- Exercise aim -
Retype the whole listing below precisely.

- Material provided -
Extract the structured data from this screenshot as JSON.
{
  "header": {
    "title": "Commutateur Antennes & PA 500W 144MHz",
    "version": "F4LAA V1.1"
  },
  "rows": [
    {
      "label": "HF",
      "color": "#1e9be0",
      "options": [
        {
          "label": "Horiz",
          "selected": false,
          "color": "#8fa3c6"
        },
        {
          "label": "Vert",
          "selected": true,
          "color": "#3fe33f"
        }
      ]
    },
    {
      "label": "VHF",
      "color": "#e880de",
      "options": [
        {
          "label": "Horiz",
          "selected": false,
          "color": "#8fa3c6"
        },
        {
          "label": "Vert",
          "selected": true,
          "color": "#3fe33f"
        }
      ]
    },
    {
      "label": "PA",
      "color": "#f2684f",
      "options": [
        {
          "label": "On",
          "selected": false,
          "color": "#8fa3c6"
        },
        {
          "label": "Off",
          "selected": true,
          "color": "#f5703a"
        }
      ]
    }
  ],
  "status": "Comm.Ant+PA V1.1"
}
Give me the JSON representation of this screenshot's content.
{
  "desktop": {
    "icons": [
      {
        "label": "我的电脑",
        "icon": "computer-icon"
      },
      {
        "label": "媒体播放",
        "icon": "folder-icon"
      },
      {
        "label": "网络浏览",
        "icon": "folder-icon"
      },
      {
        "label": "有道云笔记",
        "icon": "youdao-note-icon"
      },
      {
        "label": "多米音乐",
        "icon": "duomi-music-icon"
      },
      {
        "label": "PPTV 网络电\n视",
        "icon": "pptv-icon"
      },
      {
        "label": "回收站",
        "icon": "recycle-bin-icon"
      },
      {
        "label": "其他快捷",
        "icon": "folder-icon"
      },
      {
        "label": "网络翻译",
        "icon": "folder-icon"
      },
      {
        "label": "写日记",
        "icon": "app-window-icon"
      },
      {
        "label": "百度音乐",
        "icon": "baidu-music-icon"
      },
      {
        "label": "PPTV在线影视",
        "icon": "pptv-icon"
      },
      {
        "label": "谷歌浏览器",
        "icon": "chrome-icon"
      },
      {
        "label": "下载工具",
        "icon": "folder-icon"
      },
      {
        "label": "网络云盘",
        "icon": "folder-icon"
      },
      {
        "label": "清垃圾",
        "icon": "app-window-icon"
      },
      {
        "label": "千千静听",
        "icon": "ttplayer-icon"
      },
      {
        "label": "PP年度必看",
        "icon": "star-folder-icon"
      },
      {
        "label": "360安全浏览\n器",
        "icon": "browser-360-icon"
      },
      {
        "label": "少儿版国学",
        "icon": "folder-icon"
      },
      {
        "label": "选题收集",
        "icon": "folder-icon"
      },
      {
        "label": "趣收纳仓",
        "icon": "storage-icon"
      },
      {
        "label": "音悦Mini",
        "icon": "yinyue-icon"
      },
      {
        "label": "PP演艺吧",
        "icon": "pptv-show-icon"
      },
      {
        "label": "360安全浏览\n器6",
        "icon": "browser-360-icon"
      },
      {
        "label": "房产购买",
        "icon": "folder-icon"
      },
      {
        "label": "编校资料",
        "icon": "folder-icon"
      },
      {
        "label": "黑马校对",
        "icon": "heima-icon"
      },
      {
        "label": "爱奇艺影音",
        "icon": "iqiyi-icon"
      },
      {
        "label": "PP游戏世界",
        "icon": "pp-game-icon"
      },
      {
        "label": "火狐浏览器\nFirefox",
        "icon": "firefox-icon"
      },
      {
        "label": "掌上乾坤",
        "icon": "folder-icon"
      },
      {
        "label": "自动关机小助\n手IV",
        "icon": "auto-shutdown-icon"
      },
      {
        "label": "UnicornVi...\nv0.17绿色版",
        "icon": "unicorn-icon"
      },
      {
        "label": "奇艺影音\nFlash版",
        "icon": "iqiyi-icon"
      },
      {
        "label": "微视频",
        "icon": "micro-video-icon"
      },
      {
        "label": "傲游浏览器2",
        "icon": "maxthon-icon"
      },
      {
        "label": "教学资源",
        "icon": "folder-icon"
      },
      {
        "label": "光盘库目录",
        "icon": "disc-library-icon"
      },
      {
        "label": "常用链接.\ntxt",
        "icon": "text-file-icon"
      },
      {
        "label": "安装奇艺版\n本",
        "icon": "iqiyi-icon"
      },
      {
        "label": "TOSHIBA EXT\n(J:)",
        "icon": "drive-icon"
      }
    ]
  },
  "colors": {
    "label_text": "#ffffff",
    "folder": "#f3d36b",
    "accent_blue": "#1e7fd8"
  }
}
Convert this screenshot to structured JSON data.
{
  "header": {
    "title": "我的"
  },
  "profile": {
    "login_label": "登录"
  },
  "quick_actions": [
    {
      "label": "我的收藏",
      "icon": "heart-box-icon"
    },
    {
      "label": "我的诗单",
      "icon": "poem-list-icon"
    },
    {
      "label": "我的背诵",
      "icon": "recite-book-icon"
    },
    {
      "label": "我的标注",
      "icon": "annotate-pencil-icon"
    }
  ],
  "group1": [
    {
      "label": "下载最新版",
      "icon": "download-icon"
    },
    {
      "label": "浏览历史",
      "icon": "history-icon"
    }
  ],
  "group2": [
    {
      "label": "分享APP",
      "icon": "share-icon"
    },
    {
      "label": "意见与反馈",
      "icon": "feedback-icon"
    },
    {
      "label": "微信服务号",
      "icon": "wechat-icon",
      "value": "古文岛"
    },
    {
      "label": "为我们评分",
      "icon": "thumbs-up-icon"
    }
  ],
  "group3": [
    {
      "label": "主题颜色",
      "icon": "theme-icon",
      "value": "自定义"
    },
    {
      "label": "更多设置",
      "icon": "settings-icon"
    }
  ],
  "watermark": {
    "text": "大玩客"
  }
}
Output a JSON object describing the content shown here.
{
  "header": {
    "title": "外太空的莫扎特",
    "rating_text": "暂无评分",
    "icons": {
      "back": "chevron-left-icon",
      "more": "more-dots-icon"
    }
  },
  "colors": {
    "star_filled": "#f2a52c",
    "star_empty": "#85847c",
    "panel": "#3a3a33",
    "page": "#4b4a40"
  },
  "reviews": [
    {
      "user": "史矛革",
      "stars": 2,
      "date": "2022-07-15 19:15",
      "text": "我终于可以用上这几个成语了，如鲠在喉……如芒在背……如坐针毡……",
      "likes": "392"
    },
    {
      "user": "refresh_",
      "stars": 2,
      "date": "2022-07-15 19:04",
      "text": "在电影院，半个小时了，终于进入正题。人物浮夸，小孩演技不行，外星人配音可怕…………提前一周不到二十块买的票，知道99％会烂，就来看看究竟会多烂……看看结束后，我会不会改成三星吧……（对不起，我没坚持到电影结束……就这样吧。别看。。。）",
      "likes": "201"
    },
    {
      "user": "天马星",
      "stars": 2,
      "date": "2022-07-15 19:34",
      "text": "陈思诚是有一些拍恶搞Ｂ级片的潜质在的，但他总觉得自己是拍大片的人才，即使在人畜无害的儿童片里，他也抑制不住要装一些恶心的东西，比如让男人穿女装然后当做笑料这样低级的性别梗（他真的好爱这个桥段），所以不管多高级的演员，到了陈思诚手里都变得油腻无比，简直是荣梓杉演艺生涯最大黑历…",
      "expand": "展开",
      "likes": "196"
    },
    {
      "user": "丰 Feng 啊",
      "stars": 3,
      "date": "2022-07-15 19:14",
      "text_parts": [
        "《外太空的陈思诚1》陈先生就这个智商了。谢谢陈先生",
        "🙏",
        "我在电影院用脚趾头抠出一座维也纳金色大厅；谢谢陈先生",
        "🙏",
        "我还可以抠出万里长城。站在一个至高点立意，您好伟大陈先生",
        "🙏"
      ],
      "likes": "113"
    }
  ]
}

- Task answer -
Extract the structured data from this screenshot as JSON.
{
  "header": {
    "title": "Commutateur Antennes & PA 500W 144MHz",
    "version": "F4LAA V1.1"
  },
  "rows": [
    {
      "label": "HF",
      "color": "#1e9be0",
      "options": [
        {
          "label": "Horiz",
          "selected": false,
          "color": "#8fa3c6"
        },
        {
          "label": "Vert",
          "selected": true,
          "color": "#3fe33f"
        }
      ]
    },
    {
      "label": "VHF",
      "color": "#e880de",
      "options": [
        {
          "label": "Horiz",
          "selected": false,
          "color": "#8fa3c6"
        },
        {
          "label": "Vert",
          "selected": true,
          "color": "#3fe33f"
        }
      ]
    },
    {
      "label": "PA",
      "color": "#f2684f",
      "options": [
        {
          "label": "On",
          "selected": false,
          "color": "#8fa3c6"
        },
        {
          "label": "Off",
          "selected": true,
          "color": "#f5703a"
        }
      ]
    }
  ],
  "status": "Comm.Ant+PA V1.1"
}
Give me the JSON representation of this screenshot's content.
{
  "desktop": {
    "icons": [
      {
        "label": "我的电脑",
        "icon": "computer-icon"
      },
      {
        "label": "媒体播放",
        "icon": "folder-icon"
      },
      {
        "label": "网络浏览",
        "icon": "folder-icon"
      },
      {
        "label": "有道云笔记",
        "icon": "youdao-note-icon"
      },
      {
        "label": "多米音乐",
        "icon": "duomi-music-icon"
      },
      {
        "label": "PPTV 网络电\n视",
        "icon": "pptv-icon"
      },
      {
        "label": "回收站",
        "icon": "recycle-bin-icon"
      },
      {
        "label": "其他快捷",
        "icon": "folder-icon"
      },
      {
        "label": "网络翻译",
        "icon": "folder-icon"
      },
      {
        "label": "写日记",
        "icon": "app-window-icon"
      },
      {
        "label": "百度音乐",
        "icon": "baidu-music-icon"
      },
      {
        "label": "PPTV在线影视",
        "icon": "pptv-icon"
      },
      {
        "label": "谷歌浏览器",
        "icon": "chrome-icon"
      },
      {
        "label": "下载工具",
        "icon": "folder-icon"
      },
      {
        "label": "网络云盘",
        "icon": "folder-icon"
      },
      {
        "label": "清垃圾",
        "icon": "app-window-icon"
      },
      {
        "label": "千千静听",
        "icon": "ttplayer-icon"
      },
      {
        "label": "PP年度必看",
        "icon": "star-folder-icon"
      },
      {
        "label": "360安全浏览\n器",
        "icon": "browser-360-icon"
      },
      {
        "label": "少儿版国学",
        "icon": "folder-icon"
      },
      {
        "label": "选题收集",
        "icon": "folder-icon"
      },
      {
        "label": "趣收纳仓",
        "icon": "storage-icon"
      },
      {
        "label": "音悦Mini",
        "icon": "yinyue-icon"
      },
      {
        "label": "PP演艺吧",
        "icon": "pptv-show-icon"
      },
      {
        "label": "360安全浏览\n器6",
        "icon": "browser-360-icon"
      },
      {
        "label": "房产购买",
        "icon": "folder-icon"
      },
      {
        "label": "编校资料",
        "icon": "folder-icon"
      },
      {
        "label": "黑马校对",
        "icon": "heima-icon"
      },
      {
        "label": "爱奇艺影音",
        "icon": "iqiyi-icon"
      },
      {
        "label": "PP游戏世界",
        "icon": "pp-game-icon"
      },
      {
        "label": "火狐浏览器\nFirefox",
        "icon": "firefox-icon"
      },
      {
        "label": "掌上乾坤",
        "icon": "folder-icon"
      },
      {
        "label": "自动关机小助\n手IV",
        "icon": "auto-shutdown-icon"
      },
      {
        "label": "UnicornVi...\nv0.17绿色版",
        "icon": "unicorn-icon"
      },
      {
        "label": "奇艺影音\nFlash版",
        "icon": "iqiyi-icon"
      },
      {
        "label": "微视频",
        "icon": "micro-video-icon"
      },
      {
        "label": "傲游浏览器2",
        "icon": "maxthon-icon"
      },
      {
        "label": "教学资源",
        "icon": "folder-icon"
      },
      {
        "label": "光盘库目录",
        "icon": "disc-library-icon"
      },
      {
        "label": "常用链接.\ntxt",
        "icon": "text-file-icon"
      },
      {
        "label": "安装奇艺版\n本",
        "icon": "iqiyi-icon"
      },
      {
        "label": "TOSHIBA EXT\n(J:)",
        "icon": "drive-icon"
      }
    ]
  },
  "colors": {
    "label_text": "#ffffff",
    "folder": "#f3d36b",
    "accent_blue": "#1e7fd8"
  }
}
Convert this screenshot to structured JSON data.
{
  "header": {
    "title": "我的"
  },
  "profile": {
    "login_label": "登录"
  },
  "quick_actions": [
    {
      "label": "我的收藏",
      "icon": "heart-box-icon"
    },
    {
      "label": "我的诗单",
      "icon": "poem-list-icon"
    },
    {
      "label": "我的背诵",
      "icon": "recite-book-icon"
    },
    {
      "label": "我的标注",
      "icon": "annotate-pencil-icon"
    }
  ],
  "group1": [
    {
      "label": "下载最新版",
      "icon": "download-icon"
    },
    {
      "label": "浏览历史",
      "icon": "history-icon"
    }
  ],
  "group2": [
    {
      "label": "分享APP",
      "icon": "share-icon"
    },
    {
      "label": "意见与反馈",
      "icon": "feedback-icon"
    },
    {
      "label": "微信服务号",
      "icon": "wechat-icon",
      "value": "古文岛"
    },
    {
      "label": "为我们评分",
      "icon": "thumbs-up-icon"
    }
  ],
  "group3": [
    {
      "label": "主题颜色",
      "icon": "theme-icon",
      "value": "自定义"
    },
    {
      "label": "更多设置",
      "icon": "settings-icon"
    }
  ],
  "watermark": {
    "text": "大玩客"
  }
}
Output a JSON object describing the content shown here.
{
  "header": {
    "title": "外太空的莫扎特",
    "rating_text": "暂无评分",
    "icons": {
      "back": "chevron-left-icon",
      "more": "more-dots-icon"
    }
  },
  "colors": {
    "star_filled": "#f2a52c",
    "star_empty": "#85847c",
    "panel": "#3a3a33",
    "page": "#4b4a40"
  },
  "reviews": [
    {
      "user": "史矛革",
      "stars": 2,
      "date": "2022-07-15 19:15",
      "text": "我终于可以用上这几个成语了，如鲠在喉……如芒在背……如坐针毡……",
      "likes": "392"
    },
    {
      "user": "refresh_",
      "stars": 2,
      "date": "2022-07-15 19:04",
      "text": "在电影院，半个小时了，终于进入正题。人物浮夸，小孩演技不行，外星人配音可怕…………提前一周不到二十块买的票，知道99％会烂，就来看看究竟会多烂……看看结束后，我会不会改成三星吧……（对不起，我没坚持到电影结束……就这样吧。别看。。。）",
      "likes": "201"
    },
    {
      "user": "天马星",
      "stars": 2,
      "date": "2022-07-15 19:34",
      "text": "陈思诚是有一些拍恶搞Ｂ级片的潜质在的，但他总觉得自己是拍大片的人才，即使在人畜无害的儿童片里，他也抑制不住要装一些恶心的东西，比如让男人穿女装然后当做笑料这样低级的性别梗（他真的好爱这个桥段），所以不管多高级的演员，到了陈思诚手里都变得油腻无比，简直是荣梓杉演艺生涯最大黑历…",
      "expand": "展开",
      "likes": "196"
    },
    {
      "user": "丰 Feng 啊",
      "stars": 3,
      "date": "2022-07-15 19:14",
      "text_parts": [
        "《外太空的陈思诚1》陈先生就这个智商了。谢谢陈先生",
        "🙏",
        "我在电影院用脚趾头抠出一座维也纳金色大厅；谢谢陈先生",
        "🙏",
        "我还可以抠出万里长城。站在一个至高点立意，您好伟大陈先生",
        "🙏"
      ],
      "likes": "113"
    }
  ]
}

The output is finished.